Leaving the EU means the UK has greater control over the training of healthcare professionals.
The Department of Health and Social Care (DHSC) has announced that nurses and other allied healthcare professionals will be able to retrain as doctors ‘more quickly’ now the UK has left the EU.
Under training standards set by the EU, existing healthcare professionals wishing to move into another area would have to complete a set standard of training, regardless of any existing health background or qualifications.
This includes 5,500 hours of training and a minimum of five years to become a doctor.
Under the potential new system, a nurse who has been in the job for 10 years could benefit from training standards based upon experience and qualifications, rather than strict time-frames.
Newly designed courses would reduce unnecessary duplication by taking into account existing qualifications, training, and lived-experience.
Not bound by EU regulations.
Health Secretary Matt Hancock said: “Our incredible NHS is full of highly-qualified and dedicated professionals – and I want to do everything I can to help them fulfil their ambitions and provide the best possible care for patients.
“Without being bound by EU regulations, we can focus on ensuring our workforce has the necessary training which is best suited to them and their experience, without ever compromising on our high standards of care or on patient safety.
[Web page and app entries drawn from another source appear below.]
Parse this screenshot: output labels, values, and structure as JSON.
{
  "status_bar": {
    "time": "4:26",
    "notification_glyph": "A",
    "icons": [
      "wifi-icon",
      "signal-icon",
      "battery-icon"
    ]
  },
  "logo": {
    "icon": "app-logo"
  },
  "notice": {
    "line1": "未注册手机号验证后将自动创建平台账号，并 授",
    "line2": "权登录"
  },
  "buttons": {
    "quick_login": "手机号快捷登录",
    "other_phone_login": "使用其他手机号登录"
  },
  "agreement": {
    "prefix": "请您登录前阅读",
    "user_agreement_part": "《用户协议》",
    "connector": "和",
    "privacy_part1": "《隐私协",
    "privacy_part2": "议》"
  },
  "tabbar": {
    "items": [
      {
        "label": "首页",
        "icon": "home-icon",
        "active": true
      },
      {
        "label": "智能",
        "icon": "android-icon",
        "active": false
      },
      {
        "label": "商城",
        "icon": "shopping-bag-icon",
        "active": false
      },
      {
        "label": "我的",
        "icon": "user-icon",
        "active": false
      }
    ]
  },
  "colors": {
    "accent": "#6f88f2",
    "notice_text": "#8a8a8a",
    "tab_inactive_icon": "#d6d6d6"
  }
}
The plans we are setting out today mean that we can retrain healthcare workers and get them back to the frontline faster. This is good for patients, and good for our NHS.
“Healthcare professionals across the NHS work tirelessly, day in, day out, to improve the lives of those around them and I welcome this chance to review any unnecessary barriers that can delay them from reaching their full potential in our NHS.”
“This is an important step in our efforts to deliver on our commitments and boost the number of staff in our NHS – backed by record funding of £33.9 billion extra a year by 2023/24.”
Professionals must be safe and competent.
Nursing leaders warn that the move needs to come without compromising patient care.
Andrea Sutcliffe CBE, Chief Executive and Registrar at the Nursing and Midwifery Council (NMC) said: “Having enough health and care professionals with the right knowledge, skills and values is vital to meet the individual needs of people across all four countries of the UK now and in the future.
“The NMC supports the wish to explore how education and training for registered nurses and midwives may be achieved in more flexible ways while ensuring our high standards are maintained and not compromised. Every nursing and midwifery professional must be safe and competent to provide the best care and support possible.
Susan Masters, Director of Nursing, Policy and Practice for the Royal College of Nursing, said: “Standards of education must remain high and we will look closely at how proposals on flexibility can achieve this.
“When every profession in health care is facing shortages, the key to filling jobs and keeping patients safe is to attract more people overall as well as allow existing professionals to move around.